Atlas Orthogonal explained
The major chiropractic premise:
- the nervous system has a regulating effect over all bodily functions
- interference to nerve function (including brain and peripheral nervous system incorporating peripheral sense organs such as the eyes, ears and concerning smell) can result in poor health
- the skeletal system, primarily the spine can interfere with the nervous system via joint subluxation or misalignment
The AO premise:
- the first and second vertebrae in the neck should line up with the skull (occiput) at right angles or orthogonally.
- if they are not orthogonal, subsequent imbalance of body structure will eventuate due to compensatory changes.
- compensatory changes are affected by nervous system interference, irritation or dysfunction.
- this may lead to poor organ function, muscle spasm causing shoulder or pelvic girdle distortion, over time, if not corrected
Atlas (the first vertebra in the neck) Orthogonal (at 90 degrees) recognises the whole influence that the upper cervical (upper neck) area has on body function. It is now thought that input into the brain from the spinal structures is the main influence on health which chiropractic affects.
This input is what chiropracic care seems to normalise through high velocity, specific manual force input. This influence is perhaps greatest at the occipito-atlanto-axial joint complex. That is, the occiput, or base of the skull, on the atlas, which contacts the axis, or second neck vertebra. If the atlas is subluxated (misaligned, not moving correctly, or adversely affecting nerves), then myriad health problems may arise
How the instrument ‘works’:
Eugene T. Patronis, Jr., Ph.D., professor at the School of Physics, Georgia Institute of Technology describes the operation of the Atlas Orthogonal Adjusting Instrument as follows:

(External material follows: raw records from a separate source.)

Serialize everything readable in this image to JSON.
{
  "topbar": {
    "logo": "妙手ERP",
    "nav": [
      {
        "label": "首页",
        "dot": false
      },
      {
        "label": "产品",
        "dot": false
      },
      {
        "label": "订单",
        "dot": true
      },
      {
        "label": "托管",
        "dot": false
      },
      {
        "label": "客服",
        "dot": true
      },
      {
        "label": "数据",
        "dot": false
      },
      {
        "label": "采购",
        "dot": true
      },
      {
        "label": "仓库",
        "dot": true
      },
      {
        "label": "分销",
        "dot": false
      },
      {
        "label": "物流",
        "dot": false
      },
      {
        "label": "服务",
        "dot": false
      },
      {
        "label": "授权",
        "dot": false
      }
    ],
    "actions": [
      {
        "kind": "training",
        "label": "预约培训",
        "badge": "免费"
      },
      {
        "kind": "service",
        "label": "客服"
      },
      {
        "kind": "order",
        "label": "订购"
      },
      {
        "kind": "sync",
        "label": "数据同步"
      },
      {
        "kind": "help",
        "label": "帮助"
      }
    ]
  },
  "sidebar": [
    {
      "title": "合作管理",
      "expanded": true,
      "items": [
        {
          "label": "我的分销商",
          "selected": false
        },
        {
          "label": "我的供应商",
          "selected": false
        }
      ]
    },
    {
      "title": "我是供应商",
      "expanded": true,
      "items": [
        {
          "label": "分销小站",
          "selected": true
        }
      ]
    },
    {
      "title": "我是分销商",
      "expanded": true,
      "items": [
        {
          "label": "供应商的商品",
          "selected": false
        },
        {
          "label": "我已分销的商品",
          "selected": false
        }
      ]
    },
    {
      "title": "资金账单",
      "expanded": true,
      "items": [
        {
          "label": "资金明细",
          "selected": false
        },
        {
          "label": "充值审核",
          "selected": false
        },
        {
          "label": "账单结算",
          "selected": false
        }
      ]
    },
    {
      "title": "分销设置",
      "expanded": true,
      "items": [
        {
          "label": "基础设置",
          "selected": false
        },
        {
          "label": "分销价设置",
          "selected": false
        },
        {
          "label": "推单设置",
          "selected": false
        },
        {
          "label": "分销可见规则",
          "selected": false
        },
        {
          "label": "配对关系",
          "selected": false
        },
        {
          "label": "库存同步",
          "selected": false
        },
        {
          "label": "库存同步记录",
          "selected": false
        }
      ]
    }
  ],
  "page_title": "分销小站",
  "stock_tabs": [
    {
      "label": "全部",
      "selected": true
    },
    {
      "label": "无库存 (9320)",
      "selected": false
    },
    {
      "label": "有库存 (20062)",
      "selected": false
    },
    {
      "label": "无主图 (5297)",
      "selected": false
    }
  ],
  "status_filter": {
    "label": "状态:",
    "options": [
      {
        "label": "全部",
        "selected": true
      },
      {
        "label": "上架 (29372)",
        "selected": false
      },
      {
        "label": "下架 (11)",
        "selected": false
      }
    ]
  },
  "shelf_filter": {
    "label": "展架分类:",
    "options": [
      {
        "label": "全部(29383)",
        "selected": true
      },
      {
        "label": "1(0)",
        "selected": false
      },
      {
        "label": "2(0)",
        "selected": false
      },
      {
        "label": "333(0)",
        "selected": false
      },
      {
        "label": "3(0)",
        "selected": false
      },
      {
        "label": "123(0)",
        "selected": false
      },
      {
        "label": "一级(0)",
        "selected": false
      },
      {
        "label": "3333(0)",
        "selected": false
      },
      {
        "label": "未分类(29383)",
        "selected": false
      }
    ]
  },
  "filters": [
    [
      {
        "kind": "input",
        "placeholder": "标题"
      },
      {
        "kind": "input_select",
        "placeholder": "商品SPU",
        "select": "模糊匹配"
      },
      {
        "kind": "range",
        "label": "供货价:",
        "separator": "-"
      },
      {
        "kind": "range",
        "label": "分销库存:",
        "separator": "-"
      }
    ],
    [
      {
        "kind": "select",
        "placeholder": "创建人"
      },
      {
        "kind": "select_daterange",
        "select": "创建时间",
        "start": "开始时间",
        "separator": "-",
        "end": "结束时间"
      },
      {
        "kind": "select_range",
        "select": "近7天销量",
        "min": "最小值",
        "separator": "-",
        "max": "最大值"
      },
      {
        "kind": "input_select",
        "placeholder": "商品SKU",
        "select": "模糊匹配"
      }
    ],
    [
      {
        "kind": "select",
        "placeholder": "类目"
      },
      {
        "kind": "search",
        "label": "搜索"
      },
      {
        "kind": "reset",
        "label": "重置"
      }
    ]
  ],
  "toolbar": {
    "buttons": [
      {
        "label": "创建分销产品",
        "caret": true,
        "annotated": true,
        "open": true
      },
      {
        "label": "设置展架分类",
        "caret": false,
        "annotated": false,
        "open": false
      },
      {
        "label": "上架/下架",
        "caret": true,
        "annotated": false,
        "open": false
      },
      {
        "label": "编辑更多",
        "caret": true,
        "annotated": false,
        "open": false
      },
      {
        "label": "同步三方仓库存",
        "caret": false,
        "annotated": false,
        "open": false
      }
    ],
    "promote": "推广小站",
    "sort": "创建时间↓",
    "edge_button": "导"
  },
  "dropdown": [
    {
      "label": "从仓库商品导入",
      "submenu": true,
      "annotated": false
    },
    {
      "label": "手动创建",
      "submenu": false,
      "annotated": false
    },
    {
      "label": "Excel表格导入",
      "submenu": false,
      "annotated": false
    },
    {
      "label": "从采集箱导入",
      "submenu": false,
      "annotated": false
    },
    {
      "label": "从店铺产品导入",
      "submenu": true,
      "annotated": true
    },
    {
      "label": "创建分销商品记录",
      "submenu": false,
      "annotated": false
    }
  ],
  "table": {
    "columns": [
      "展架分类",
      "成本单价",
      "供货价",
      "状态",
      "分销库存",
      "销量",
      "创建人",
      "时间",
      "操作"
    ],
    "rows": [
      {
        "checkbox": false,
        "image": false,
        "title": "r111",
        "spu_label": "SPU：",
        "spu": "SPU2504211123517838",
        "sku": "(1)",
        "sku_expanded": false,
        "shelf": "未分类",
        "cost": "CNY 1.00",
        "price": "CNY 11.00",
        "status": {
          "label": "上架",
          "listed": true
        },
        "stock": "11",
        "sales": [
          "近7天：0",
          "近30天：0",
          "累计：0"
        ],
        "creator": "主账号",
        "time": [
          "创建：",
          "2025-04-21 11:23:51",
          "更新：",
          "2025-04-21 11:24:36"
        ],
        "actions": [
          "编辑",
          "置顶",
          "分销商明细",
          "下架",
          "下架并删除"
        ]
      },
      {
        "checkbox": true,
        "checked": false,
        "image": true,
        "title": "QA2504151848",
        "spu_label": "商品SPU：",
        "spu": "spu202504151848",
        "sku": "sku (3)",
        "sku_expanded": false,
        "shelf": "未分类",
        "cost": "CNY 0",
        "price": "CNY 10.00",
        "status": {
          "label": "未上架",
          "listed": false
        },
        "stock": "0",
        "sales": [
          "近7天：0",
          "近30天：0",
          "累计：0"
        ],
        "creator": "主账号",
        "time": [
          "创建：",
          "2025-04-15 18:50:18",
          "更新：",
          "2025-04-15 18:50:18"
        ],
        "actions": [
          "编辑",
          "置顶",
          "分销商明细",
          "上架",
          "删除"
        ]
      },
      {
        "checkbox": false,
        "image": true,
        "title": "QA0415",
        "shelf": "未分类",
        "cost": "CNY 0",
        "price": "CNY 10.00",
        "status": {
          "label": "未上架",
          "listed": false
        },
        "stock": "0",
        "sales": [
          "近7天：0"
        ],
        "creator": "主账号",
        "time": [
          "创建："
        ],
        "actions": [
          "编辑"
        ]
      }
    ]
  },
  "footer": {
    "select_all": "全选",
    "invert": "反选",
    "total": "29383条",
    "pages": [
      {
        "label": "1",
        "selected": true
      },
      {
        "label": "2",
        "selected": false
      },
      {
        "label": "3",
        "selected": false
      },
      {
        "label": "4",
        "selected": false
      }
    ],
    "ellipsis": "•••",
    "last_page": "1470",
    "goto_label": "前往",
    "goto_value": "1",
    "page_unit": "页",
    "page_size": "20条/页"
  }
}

“A mechanical impulse is imparted to the metal stylus by means of a spring loaded plunger. The strength of this impulse is determined by the initial degree of compression given to the plunger spring. The impulse imparted to the stylus by the plunger excites a compressional wave in the stylus. The velocity of this wave in the stylus material is determined by the square root of the ratio of the Young’s modulus to the density of the stylus material. At the patient-stylus interface, dependent on the impedance match, a portion of this wave energy is transmitted into the patient and a portion is reflected back to the plunger.”
Download scientific article on AO for more information – AO article 2010
How is the Atlas determined to need and Adjustment?
• a thorough history and examination is conducted
• this includes scanning palpation, and a leg length check,
• a specific set of AO x rays are taken
• the information is presented, along with choices, risks, etc, to the patient who may elect to have it corrected
For more information regarding this technique please see http://atlasorthogonal.com.au/